3:00 p.m.: A flood warning has been issued for D.C., Arlington, Prince William, Fairfax and Stafford counties through 9 p.m. due to periods of rain moving through the area this afternoon, and that remains the case before things taper off overnight. Highs have crept into the mid-and-upper 50s as air flow from the south and southeast continues ahead of a cold front and low pressure system slated to pass by over the next several hours.

Through Tonight: More bands of rain (including a new slug moving north now) wander slowly across the area, and we’re keeping on eye on the severe thunderstorm risk as the cold front passes later. A <a href=”http://www.spc.noaa.gov/products/watch/ww0049.html”>thunderstorm watch remains in place to our south</a> and some of that activity could work it’s way up here, even though we remain in ‘cool’ and stable air just north of the warm front for now. Any storms may contain damaging winds and perhaps an isolated tornado. By late evening the rain threat should be dwindling, and after midnight the risk mostly disappears while drier plus slightly cooler air filters in from the northwest. Lows range from around 40 to the mid-40s.

Tomorrow (Friday): We finish the work week with a rather pleasant and near average day.
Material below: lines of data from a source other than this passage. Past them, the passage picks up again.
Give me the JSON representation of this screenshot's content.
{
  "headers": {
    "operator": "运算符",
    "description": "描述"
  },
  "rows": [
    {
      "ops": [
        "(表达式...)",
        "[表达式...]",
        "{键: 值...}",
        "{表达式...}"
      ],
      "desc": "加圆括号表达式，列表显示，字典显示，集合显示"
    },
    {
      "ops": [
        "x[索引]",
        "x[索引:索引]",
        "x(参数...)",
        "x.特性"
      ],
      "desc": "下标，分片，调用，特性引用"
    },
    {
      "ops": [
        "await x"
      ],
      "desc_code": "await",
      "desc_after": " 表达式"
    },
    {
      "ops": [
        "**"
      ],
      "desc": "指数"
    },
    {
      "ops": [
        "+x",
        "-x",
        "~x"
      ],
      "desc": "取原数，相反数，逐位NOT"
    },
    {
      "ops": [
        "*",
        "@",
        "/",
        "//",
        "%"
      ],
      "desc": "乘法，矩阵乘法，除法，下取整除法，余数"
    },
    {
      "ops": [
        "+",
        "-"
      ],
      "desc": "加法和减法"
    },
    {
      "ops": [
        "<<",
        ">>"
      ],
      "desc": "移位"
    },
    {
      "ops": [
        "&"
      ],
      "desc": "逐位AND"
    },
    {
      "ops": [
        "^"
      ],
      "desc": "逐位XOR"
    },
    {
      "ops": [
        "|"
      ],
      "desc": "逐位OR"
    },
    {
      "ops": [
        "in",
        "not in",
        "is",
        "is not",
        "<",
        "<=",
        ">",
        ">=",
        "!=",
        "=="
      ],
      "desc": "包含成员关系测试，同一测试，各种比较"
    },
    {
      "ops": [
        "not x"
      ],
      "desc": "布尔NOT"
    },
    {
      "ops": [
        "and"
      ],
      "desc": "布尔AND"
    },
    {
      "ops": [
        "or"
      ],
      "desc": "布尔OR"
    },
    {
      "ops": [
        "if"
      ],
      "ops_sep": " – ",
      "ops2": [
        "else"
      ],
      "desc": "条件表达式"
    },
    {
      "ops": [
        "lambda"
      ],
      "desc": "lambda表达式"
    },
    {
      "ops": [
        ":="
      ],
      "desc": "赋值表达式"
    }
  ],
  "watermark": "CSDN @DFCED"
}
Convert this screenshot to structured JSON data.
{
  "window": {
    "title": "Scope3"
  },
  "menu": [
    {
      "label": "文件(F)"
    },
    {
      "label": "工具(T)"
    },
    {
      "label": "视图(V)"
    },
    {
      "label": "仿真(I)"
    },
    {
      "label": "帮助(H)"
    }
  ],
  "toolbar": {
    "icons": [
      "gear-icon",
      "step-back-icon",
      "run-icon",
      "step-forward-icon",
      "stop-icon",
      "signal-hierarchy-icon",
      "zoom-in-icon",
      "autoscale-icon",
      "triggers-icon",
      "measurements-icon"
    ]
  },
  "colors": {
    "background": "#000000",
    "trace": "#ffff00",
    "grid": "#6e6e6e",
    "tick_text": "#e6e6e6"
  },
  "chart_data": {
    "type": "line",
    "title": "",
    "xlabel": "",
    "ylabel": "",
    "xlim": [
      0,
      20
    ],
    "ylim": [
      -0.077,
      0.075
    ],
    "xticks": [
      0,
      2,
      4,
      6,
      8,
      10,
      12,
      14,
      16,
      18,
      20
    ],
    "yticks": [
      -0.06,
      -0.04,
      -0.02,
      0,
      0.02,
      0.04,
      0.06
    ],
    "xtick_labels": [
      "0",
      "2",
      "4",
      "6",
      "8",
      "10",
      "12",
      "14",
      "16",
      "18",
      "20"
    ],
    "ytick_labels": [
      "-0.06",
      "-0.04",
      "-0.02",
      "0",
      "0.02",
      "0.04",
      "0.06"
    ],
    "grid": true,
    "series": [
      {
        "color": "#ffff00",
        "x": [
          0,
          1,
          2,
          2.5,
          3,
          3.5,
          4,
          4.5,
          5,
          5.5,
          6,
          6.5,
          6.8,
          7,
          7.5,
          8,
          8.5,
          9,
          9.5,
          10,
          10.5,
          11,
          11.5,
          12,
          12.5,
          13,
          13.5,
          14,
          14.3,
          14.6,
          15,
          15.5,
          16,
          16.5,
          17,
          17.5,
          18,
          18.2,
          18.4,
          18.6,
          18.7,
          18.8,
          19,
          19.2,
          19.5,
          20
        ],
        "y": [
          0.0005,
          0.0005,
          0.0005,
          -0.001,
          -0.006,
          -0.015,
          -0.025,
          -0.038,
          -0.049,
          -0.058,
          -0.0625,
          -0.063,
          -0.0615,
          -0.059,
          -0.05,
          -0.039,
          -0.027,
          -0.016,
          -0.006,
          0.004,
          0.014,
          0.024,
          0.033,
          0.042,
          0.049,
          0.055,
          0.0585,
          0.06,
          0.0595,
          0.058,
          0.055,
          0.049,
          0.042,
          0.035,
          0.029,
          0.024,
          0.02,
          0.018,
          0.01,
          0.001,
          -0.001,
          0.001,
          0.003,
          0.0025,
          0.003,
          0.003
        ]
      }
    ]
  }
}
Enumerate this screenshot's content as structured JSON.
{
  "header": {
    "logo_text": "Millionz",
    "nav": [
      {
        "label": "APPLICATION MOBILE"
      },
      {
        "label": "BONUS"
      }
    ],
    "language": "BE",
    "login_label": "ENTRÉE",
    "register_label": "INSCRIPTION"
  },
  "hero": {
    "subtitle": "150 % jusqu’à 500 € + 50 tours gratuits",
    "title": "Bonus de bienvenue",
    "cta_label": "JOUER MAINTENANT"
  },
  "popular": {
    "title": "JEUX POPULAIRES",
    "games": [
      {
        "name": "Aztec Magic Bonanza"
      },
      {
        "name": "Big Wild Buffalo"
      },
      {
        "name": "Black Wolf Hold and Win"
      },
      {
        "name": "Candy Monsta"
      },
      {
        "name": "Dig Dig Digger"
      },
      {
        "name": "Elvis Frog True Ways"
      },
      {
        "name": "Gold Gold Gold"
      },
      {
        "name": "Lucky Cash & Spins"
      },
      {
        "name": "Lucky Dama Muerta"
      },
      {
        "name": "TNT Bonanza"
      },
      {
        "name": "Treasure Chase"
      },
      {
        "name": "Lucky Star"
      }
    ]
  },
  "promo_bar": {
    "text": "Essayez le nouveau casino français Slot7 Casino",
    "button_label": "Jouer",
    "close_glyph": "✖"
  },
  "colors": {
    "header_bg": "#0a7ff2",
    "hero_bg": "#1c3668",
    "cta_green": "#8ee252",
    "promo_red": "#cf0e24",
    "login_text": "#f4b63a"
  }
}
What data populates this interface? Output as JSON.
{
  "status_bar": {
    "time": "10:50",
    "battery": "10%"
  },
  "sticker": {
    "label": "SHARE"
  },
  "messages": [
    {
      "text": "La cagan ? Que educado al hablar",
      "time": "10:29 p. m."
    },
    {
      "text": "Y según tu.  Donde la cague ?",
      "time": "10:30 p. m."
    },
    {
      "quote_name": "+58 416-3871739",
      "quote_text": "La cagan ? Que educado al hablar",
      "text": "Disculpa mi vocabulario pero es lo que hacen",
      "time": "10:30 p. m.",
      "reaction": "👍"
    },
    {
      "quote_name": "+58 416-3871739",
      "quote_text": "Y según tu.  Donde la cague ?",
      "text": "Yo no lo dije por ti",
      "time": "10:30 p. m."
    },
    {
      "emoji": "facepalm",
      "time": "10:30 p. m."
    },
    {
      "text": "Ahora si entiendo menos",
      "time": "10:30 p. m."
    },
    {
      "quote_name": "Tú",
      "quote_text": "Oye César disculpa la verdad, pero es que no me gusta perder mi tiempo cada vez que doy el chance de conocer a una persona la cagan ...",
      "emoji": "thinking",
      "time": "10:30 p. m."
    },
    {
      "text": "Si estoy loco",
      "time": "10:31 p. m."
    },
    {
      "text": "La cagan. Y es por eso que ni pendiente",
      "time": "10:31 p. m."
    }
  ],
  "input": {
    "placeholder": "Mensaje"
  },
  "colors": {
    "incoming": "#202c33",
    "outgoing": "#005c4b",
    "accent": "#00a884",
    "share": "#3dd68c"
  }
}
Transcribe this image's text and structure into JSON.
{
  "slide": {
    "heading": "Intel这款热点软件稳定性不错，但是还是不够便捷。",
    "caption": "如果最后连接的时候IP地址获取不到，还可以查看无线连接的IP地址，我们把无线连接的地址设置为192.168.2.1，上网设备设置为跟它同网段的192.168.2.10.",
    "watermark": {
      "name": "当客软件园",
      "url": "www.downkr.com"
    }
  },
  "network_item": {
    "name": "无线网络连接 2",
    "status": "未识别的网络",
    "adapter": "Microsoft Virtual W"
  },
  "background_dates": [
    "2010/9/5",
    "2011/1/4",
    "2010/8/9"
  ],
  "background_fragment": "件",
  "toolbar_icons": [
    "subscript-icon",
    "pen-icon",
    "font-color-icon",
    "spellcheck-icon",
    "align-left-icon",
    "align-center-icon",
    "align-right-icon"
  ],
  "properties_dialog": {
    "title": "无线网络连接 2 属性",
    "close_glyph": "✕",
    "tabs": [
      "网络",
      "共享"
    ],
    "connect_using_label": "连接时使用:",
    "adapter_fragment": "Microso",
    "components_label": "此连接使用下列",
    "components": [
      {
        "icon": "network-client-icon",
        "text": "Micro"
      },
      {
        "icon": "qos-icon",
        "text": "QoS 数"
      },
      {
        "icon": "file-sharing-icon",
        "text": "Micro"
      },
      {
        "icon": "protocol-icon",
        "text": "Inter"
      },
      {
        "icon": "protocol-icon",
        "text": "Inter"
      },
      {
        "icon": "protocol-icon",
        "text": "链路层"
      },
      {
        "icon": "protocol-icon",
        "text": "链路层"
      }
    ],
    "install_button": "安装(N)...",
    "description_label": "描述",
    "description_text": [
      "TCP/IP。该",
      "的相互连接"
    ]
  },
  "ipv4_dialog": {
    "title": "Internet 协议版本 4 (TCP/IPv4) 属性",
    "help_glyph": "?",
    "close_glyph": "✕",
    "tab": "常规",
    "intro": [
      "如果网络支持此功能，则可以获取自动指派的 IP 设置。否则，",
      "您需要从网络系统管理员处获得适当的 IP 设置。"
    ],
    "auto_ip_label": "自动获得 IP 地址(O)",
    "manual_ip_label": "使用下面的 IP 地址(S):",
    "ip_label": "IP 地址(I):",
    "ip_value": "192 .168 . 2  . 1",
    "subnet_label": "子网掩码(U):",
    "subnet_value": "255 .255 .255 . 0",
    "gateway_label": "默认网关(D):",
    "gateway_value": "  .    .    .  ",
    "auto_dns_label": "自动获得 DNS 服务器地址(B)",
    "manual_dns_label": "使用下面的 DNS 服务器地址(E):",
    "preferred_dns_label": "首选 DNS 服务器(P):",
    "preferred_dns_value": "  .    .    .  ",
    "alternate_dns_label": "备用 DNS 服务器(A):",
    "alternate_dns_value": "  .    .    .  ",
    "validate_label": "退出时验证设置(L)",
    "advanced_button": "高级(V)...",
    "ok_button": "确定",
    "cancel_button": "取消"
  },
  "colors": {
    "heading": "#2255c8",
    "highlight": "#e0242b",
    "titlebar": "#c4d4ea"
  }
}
Partly cloudy skies and a breeze from the northwest, sustained near 10 mph at times with gusts to around 25 mph, mix with highs in the low-to-mid 50s.

See David Streit’s forecast through the beginning of next week. And if you haven’t already, join us on Facebook and follow us on Twitter.

Rain and flooding: Rainfallnow ranging from about 0.75” (west) to 1.5” (east) -- some higher and lower -- continue to cause problems across the region. Some area schools even let out early today thanks to increasingly flooded roads. Dr. Gridlock reports that the American Legion MARC lot at the Laurel station will be closed through Friday due to river flooding. Further north, officials in the Baltimore area are also bracing for flooding, though no major incidents have been noted thus far.